Wednesday, August 5, 2009 - 2:50 PM

COS 79-5: Effect of species composition, warming and rainfall redistribution on soil CO2 efflux in oak savanna

Andrew D. Cartmill, Astrid Volder, Mark G. Tjoelker, Oana Popescu, and David D. Briske. Texas A&M University


We measured soil respiration rates to study effects of tree-grass interactions and climate change on root and soil microbial activity in southern oak savanna. Quercus stellata (post oak, deciduous) and Juniperus virginiana (juniper, evergreen) are the dominant C3 trees and Schizachyrium scoparium (little bluestem) the dominant C4 grass. Contrasting photosynthetic pathways and leaf habits of these species may strongly affect respiratory carbon efflux from soils in this system. In addition, climate warming and rainfall redistribution may differentially alter autotrophic and heterotrophic components of soil respiration. We warmed monoculture and tree-grass plots using infrared heaters (100 W m-2 from 1.5 m) and manipulated rainfall events to intensify summer drought and augment cool season rainfall compared to the long-term mean. Soil CO2 efflux was measured approximately every month from May 2005. Additionally, we used root and hyphae exclusion tubes to estimate the relative contribution of roots, microbes, and hyphae to soil respiration. Exclusion tubes were installed in June 2008 and data were collected on October 1, November 21, and January 22.

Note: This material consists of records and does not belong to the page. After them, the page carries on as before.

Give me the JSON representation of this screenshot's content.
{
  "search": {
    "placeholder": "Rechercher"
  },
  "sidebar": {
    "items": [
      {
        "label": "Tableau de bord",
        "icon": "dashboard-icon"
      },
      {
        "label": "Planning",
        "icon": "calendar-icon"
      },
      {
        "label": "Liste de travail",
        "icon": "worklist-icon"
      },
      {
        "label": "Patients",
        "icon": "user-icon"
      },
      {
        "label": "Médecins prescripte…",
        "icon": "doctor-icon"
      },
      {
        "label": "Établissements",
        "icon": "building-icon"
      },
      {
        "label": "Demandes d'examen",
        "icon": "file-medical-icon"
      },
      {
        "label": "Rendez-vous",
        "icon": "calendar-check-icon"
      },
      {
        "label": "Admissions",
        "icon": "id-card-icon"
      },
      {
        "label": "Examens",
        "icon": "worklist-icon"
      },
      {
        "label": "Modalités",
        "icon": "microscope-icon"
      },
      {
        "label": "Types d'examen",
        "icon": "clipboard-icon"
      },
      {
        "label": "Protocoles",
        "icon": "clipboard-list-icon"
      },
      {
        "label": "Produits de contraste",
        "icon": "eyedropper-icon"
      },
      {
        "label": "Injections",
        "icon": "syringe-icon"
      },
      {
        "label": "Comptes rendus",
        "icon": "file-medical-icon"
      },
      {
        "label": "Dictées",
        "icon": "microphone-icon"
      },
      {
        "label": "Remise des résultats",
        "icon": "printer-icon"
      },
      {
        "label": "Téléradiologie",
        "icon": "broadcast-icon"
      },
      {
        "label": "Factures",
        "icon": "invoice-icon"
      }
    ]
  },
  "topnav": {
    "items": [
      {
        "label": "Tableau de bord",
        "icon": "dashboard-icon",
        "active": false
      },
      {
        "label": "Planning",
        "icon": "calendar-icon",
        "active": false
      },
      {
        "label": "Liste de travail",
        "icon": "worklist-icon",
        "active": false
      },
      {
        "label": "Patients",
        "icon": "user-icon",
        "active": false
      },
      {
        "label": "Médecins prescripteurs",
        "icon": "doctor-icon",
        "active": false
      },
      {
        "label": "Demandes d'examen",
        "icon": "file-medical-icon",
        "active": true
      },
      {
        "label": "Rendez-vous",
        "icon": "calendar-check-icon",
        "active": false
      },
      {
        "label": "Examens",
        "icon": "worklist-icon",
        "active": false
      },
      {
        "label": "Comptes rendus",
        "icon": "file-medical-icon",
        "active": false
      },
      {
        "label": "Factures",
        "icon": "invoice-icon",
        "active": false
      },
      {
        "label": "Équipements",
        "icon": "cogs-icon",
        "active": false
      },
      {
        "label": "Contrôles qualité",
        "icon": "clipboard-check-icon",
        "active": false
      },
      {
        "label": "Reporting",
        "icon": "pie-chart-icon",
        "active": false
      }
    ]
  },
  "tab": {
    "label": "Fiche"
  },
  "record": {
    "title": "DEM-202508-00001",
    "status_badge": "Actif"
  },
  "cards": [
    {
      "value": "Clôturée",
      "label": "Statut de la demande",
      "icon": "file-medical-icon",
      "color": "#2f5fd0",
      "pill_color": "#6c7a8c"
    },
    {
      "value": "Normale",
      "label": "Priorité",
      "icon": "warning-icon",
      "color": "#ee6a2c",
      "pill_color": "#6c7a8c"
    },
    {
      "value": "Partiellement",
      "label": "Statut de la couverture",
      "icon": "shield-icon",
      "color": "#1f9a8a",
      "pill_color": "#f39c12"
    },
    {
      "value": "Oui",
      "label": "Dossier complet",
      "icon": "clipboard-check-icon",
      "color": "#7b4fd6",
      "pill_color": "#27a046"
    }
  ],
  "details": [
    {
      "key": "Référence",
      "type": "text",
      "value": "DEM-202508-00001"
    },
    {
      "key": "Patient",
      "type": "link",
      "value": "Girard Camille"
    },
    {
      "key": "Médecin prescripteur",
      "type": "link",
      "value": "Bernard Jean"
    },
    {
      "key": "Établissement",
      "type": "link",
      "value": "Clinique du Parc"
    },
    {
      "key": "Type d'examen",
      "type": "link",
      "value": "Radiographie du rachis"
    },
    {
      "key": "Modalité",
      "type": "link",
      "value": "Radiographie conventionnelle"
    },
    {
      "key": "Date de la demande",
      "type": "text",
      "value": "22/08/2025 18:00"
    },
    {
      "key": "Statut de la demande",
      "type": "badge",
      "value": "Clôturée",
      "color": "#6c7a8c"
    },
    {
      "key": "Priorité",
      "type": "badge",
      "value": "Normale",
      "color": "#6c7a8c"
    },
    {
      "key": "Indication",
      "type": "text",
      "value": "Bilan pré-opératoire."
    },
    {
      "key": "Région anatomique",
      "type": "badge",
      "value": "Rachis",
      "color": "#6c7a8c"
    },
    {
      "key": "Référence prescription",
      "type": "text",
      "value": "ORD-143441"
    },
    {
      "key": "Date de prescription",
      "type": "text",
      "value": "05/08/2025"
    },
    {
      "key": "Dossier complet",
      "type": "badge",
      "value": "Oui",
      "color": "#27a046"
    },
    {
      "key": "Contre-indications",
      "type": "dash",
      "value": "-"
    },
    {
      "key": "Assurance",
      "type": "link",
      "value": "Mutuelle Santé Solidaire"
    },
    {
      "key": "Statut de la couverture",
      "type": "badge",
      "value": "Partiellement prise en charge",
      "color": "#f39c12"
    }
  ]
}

Soil respiration was generally higher in plots populated with grass and lowest in oak monocultures. The warming treatment did not affect soil CO2 efflux on any date. Soil CO2 efflux was decreased by intensified summer drought and by increased spring rainfall. A targeted campaign to measure root length density (RLD, kmroot m-3 soil) and soil respiration before and after a summer rainfall event revealed a strong link between RLD and soil respiration in dry soils that disappeared following the rainfall event. This suggests that the relative contribution of roots and microbes to soil respiration fluctuates and that the microbial contribution increases with a sudden increase in soil water content. Exclusion of roots and hyphae from soil reduced soil respiration rates. Rainfall redistribution decreased the contribution of root and hyphae to soil respiration on October 1, when plots in the redistributed treatment were drier. Juniper monoculture plots had greater contribution of roots and hyphae in January compared to the other plots, and there were no treatment or species effects in November. Across all species mixtures and treatments, the relative contribution of roots and hyphae was 33% in October and November and 20% in January. Overall, these results suggest that soil CO2 efflux in oak savanna will respond more strongly to changes in species composition and related root length density than to direct effects of altered rainfall distribution or warming.